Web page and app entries
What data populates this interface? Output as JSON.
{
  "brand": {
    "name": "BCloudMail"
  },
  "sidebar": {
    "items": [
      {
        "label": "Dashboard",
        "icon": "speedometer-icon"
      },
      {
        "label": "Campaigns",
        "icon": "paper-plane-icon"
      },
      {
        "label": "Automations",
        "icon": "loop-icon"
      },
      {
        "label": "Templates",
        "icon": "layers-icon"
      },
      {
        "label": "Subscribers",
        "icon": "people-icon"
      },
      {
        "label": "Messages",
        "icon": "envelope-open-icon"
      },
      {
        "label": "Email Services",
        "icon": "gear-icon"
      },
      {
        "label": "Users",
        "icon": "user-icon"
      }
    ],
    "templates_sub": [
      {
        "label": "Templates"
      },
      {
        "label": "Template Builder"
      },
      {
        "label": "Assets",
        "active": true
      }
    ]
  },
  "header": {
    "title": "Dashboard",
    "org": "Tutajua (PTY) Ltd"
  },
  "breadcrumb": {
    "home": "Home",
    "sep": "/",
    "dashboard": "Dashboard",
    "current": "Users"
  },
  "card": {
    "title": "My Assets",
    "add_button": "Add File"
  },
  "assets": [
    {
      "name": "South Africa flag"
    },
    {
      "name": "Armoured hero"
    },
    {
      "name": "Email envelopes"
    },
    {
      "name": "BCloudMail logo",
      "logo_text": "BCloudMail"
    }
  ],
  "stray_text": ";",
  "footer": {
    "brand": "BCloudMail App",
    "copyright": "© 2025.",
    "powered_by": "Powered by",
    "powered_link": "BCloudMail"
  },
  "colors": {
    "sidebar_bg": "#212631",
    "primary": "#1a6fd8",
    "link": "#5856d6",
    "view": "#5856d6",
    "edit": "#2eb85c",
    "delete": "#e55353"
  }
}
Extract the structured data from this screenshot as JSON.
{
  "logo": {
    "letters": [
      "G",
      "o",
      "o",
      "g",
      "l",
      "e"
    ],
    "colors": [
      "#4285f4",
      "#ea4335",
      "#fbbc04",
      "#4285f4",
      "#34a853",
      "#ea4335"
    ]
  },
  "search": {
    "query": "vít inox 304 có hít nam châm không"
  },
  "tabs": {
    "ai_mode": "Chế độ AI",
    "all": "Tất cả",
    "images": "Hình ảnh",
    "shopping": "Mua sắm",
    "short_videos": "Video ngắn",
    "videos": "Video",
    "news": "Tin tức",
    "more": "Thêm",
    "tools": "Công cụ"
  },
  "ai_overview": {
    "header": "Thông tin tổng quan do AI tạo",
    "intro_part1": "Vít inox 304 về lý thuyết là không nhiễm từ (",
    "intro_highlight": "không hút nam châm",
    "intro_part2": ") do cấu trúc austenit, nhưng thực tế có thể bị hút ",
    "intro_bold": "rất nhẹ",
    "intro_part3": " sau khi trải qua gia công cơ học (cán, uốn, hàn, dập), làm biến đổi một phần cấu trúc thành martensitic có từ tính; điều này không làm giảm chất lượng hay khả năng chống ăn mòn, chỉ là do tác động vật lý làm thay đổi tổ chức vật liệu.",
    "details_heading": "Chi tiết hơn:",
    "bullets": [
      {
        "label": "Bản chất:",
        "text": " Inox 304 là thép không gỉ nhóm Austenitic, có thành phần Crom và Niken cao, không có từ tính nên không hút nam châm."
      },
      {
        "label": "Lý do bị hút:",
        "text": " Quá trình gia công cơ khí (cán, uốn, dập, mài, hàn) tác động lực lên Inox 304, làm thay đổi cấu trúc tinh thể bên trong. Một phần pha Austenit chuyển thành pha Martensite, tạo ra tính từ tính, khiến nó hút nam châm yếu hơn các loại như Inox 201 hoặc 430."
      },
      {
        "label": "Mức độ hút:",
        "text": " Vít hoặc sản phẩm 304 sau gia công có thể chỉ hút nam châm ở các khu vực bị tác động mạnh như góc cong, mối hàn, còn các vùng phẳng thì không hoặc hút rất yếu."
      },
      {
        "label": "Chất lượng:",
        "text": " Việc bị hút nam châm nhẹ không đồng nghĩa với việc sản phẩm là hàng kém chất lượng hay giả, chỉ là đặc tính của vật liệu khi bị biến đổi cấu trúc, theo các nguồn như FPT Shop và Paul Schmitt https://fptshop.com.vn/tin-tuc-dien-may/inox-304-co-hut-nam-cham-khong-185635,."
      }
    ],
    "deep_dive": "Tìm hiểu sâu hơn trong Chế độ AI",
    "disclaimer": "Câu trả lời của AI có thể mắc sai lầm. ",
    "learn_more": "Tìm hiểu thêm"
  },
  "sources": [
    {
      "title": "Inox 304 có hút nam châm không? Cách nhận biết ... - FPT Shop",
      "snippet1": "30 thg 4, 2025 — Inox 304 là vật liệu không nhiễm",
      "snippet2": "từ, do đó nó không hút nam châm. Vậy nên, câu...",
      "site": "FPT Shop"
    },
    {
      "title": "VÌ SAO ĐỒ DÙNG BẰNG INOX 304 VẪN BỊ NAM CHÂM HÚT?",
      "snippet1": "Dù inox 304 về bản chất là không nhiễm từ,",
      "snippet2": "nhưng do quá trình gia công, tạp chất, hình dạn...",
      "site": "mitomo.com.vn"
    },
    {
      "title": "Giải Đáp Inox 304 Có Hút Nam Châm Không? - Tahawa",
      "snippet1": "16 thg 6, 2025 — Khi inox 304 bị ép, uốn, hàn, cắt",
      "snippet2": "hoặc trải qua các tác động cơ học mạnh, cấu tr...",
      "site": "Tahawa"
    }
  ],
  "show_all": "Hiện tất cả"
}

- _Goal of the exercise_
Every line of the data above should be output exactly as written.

- _Solution to this exercise_
What data populates this interface? Output as JSON.
{
  "brand": {
    "name": "BCloudMail"
  },
  "sidebar": {
    "items": [
      {
        "label": "Dashboard",
        "icon": "speedometer-icon"
      },
      {
        "label": "Campaigns",
        "icon": "paper-plane-icon"
      },
      {
        "label": "Automations",
        "icon": "loop-icon"
      },
      {
        "label": "Templates",
        "icon": "layers-icon"
      },
      {
        "label": "Subscribers",
        "icon": "people-icon"
      },
      {
        "label": "Messages",
        "icon": "envelope-open-icon"
      },
      {
        "label": "Email Services",
        "icon": "gear-icon"
      },
      {
        "label": "Users",
        "icon": "user-icon"
      }
    ],
    "templates_sub": [
      {
        "label": "Templates"
      },
      {
        "label": "Template Builder"
      },
      {
        "label": "Assets",
        "active": true
      }
    ]
  },
  "header": {
    "title": "Dashboard",
    "org": "Tutajua (PTY) Ltd"
  },
  "breadcrumb": {
    "home": "Home",
    "sep": "/",
    "dashboard": "Dashboard",
    "current": "Users"
  },
  "card": {
    "title": "My Assets",
    "add_button": "Add File"
  },
  "assets": [
    {
      "name": "South Africa flag"
    },
    {
      "name": "Armoured hero"
    },
    {
      "name": "Email envelopes"
    },
    {
      "name": "BCloudMail logo",
      "logo_text": "BCloudMail"
    }
  ],
  "stray_text": ";",
  "footer": {
    "brand": "BCloudMail App",
    "copyright": "© 2025.",
    "powered_by": "Powered by",
    "powered_link": "BCloudMail"
  },
  "colors": {
    "sidebar_bg": "#212631",
    "primary": "#1a6fd8",
    "link": "#5856d6",
    "view": "#5856d6",
    "edit": "#2eb85c",
    "delete": "#e55353"
  }
}
Extract the structured data from this screenshot as JSON.
{
  "logo": {
    "letters": [
      "G",
      "o",
      "o",
      "g",
      "l",
      "e"
    ],
    "colors": [
      "#4285f4",
      "#ea4335",
      "#fbbc04",
      "#4285f4",
      "#34a853",
      "#ea4335"
    ]
  },
  "search": {
    "query": "vít inox 304 có hít nam châm không"
  },
  "tabs": {
    "ai_mode": "Chế độ AI",
    "all": "Tất cả",
    "images": "Hình ảnh",
    "shopping": "Mua sắm",
    "short_videos": "Video ngắn",
    "videos": "Video",
    "news": "Tin tức",
    "more": "Thêm",
    "tools": "Công cụ"
  },
  "ai_overview": {
    "header": "Thông tin tổng quan do AI tạo",
    "intro_part1": "Vít inox 304 về lý thuyết là không nhiễm từ (",
    "intro_highlight": "không hút nam châm",
    "intro_part2": ") do cấu trúc austenit, nhưng thực tế có thể bị hút ",
    "intro_bold": "rất nhẹ",
    "intro_part3": " sau khi trải qua gia công cơ học (cán, uốn, hàn, dập), làm biến đổi một phần cấu trúc thành martensitic có từ tính; điều này không làm giảm chất lượng hay khả năng chống ăn mòn, chỉ là do tác động vật lý làm thay đổi tổ chức vật liệu.",
    "details_heading": "Chi tiết hơn:",
    "bullets": [
      {
        "label": "Bản chất:",
        "text": " Inox 304 là thép không gỉ nhóm Austenitic, có thành phần Crom và Niken cao, không có từ tính nên không hút nam châm."
      },
      {
        "label": "Lý do bị hút:",
        "text": " Quá trình gia công cơ khí (cán, uốn, dập, mài, hàn) tác động lực lên Inox 304, làm thay đổi cấu trúc tinh thể bên trong. Một phần pha Austenit chuyển thành pha Martensite, tạo ra tính từ tính, khiến nó hút nam châm yếu hơn các loại như Inox 201 hoặc 430."
      },
      {
        "label": "Mức độ hút:",
        "text": " Vít hoặc sản phẩm 304 sau gia công có thể chỉ hút nam châm ở các khu vực bị tác động mạnh như góc cong, mối hàn, còn các vùng phẳng thì không hoặc hút rất yếu."
      },
      {
        "label": "Chất lượng:",
        "text": " Việc bị hút nam châm nhẹ không đồng nghĩa với việc sản phẩm là hàng kém chất lượng hay giả, chỉ là đặc tính của vật liệu khi bị biến đổi cấu trúc, theo các nguồn như FPT Shop và Paul Schmitt https://fptshop.com.vn/tin-tuc-dien-may/inox-304-co-hut-nam-cham-khong-185635,."
      }
    ],
    "deep_dive": "Tìm hiểu sâu hơn trong Chế độ AI",
    "disclaimer": "Câu trả lời của AI có thể mắc sai lầm. ",
    "learn_more": "Tìm hiểu thêm"
  },
  "sources": [
    {
      "title": "Inox 304 có hút nam châm không? Cách nhận biết ... - FPT Shop",
      "snippet1": "30 thg 4, 2025 — Inox 304 là vật liệu không nhiễm",
      "snippet2": "từ, do đó nó không hút nam châm. Vậy nên, câu...",
      "site": "FPT Shop"
    },
    {
      "title": "VÌ SAO ĐỒ DÙNG BẰNG INOX 304 VẪN BỊ NAM CHÂM HÚT?",
      "snippet1": "Dù inox 304 về bản chất là không nhiễm từ,",
      "snippet2": "nhưng do quá trình gia công, tạp chất, hình dạn...",
      "site": "mitomo.com.vn"
    },
    {
      "title": "Giải Đáp Inox 304 Có Hút Nam Châm Không? - Tahawa",
      "snippet1": "16 thg 6, 2025 — Khi inox 304 bị ép, uốn, hàn, cắt",
      "snippet2": "hoặc trải qua các tác động cơ học mạnh, cấu tr...",
      "site": "Tahawa"
    }
  ],
  "show_all": "Hiện tất cả"
}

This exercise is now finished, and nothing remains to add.